Call the Midwife’s Christmas special: “We’ll be crying and laughing in equal measure”

"Christmas Day is THE day for telly. It feels like a huge deal," says Charlotte Ritchie ahead of her first Christmas Day TV appearance

imagenotavailable1

Barbara Gilbert isn’t the new girl at Nonnatus anymore; the Call the Midwife character has an entire series under her vintage belt. But this will be her first Christmas in Poplar… 

Advertisement

“I wasn’t in the last Christmas episode,” star Charlotte Ritchie reminds us. “They were phasing me in because I was new, so I got to enjoy the Christmas episode. It was nice to watch it without seeing myself in it!”

This year, though, she has a starring role in the festive instalment – and she’s feeling the pressure. “It feels like a huge deal,” Ritchie says.

“Christmas Day is the day for telly,” she adds. “We are a big telly family. We always watch telly all day on Christmas Day. It’s going to be weird… [and] very daunting.” 

While Ritchie stresses about seeing herself on TV on 25th December, her fictional alter-ego Barbara Gilbert is getting rather upset about the big day. 

“Barbara’s generally a bit unhappy because she gets homesick at Christmas,” Ritchie explains. “She’s not allowed to go home and that slightly dampens the Christmas spirit in her, but there’s a lovely family feeling at Nonnatus House  by the end of it.” 

And there’s plenty to distract her from her less-than-perfect festive period… 

“They go out on a trip to central London on a big old bus. There’s snow. It’s so lovely,” she says. “There’s a lovely scene where we are all sat together watching telly. A television comes to Nonnatus House. It’s so exciting.”

Barbara also joins in when the BBC visits Poplar to film their low-key carol concert, and it was a storyline Ritchie especially enjoyed. 

“My Granddad used to work for the BBC around the time this was set. He would have been working with people who worked with the same cameras. I never met him so it was nice to think that he was doing the same thing.
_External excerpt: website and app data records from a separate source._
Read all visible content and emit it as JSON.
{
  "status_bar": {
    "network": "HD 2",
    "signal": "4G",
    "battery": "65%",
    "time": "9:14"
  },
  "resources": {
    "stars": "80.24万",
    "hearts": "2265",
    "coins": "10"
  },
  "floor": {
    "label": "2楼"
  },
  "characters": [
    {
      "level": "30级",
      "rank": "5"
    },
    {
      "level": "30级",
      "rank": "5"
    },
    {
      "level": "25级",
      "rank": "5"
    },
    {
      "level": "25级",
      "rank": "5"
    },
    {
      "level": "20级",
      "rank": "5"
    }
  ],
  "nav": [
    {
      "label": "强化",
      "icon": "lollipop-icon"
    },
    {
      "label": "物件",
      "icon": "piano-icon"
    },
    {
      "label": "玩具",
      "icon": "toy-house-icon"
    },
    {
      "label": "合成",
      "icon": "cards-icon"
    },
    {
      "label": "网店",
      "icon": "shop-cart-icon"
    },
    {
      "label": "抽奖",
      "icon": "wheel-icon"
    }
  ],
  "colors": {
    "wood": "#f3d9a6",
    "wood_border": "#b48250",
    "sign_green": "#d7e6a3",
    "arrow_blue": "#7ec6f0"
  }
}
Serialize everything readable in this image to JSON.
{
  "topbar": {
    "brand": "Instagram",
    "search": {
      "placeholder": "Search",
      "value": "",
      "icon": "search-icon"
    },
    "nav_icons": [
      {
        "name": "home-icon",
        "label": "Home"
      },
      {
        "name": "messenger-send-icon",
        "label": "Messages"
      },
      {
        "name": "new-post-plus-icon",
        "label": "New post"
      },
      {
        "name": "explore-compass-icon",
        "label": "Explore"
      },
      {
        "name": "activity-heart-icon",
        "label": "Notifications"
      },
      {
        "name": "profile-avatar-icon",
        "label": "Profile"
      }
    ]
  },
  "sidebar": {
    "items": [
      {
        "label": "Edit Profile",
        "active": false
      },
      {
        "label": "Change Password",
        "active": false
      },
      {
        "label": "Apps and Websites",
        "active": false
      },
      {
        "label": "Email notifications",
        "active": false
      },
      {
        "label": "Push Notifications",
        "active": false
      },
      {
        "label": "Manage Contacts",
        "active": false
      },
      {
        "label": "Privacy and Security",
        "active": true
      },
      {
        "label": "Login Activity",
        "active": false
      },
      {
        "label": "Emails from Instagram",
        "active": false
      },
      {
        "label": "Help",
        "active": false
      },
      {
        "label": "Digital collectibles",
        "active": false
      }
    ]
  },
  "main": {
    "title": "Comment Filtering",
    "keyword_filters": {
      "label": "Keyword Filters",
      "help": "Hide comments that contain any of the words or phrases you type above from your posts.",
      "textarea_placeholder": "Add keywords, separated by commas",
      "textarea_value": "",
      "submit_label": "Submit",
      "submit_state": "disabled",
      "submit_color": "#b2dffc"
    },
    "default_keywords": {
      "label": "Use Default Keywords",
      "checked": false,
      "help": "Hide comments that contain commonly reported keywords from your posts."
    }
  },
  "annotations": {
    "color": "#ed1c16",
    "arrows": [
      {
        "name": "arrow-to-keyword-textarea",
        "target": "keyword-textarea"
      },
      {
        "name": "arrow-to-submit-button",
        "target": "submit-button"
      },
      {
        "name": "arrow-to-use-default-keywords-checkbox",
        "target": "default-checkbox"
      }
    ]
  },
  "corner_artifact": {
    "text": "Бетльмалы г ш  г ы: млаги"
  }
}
My mum and uncle are really fascinated by that period so it was great to have those big lamps around and the recording experience.” 

But, of course, it isn’t all carol singing and cosiness. This is Call the Midwife, after all.  

“It’s such a jolly show in so many ways. It’ll be just gorgeous and happy and then suddenly you’re hit with something ridiculously serious. You’re like, ‘I thought this was going to be a tea cosy and actually it’s a hot kettle.’”

Come Christmas Day, “we’ll be crying and laughing in equal measure,” she warns… 

Advertisement

Call the Midwife returns on Christmas Day at 7:30pm on BBC1